I found very useful resources on the website. Thank you for sharing it.
Jess Deady's curator insight, April 17, 2014 3:25 PM

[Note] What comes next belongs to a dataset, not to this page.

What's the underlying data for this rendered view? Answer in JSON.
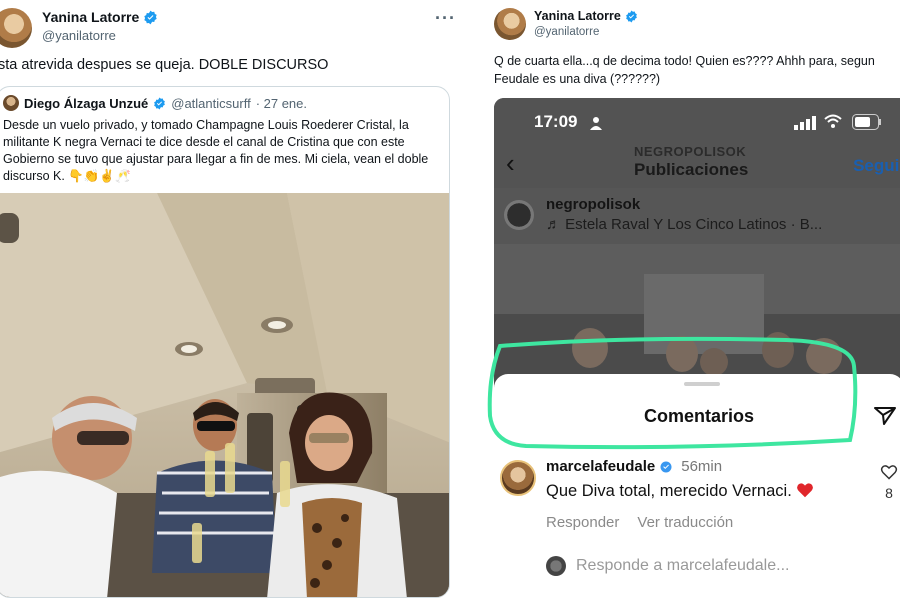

This is an important lesson, especially for those who actually live in Arizona/Mexico and have seen the border itself. Learning about the Arizona/Mexican border is important and shouldn't be left solely to teaching it only in those areas. The maps included in the lesson plan are efficient and could be used in the high school setting.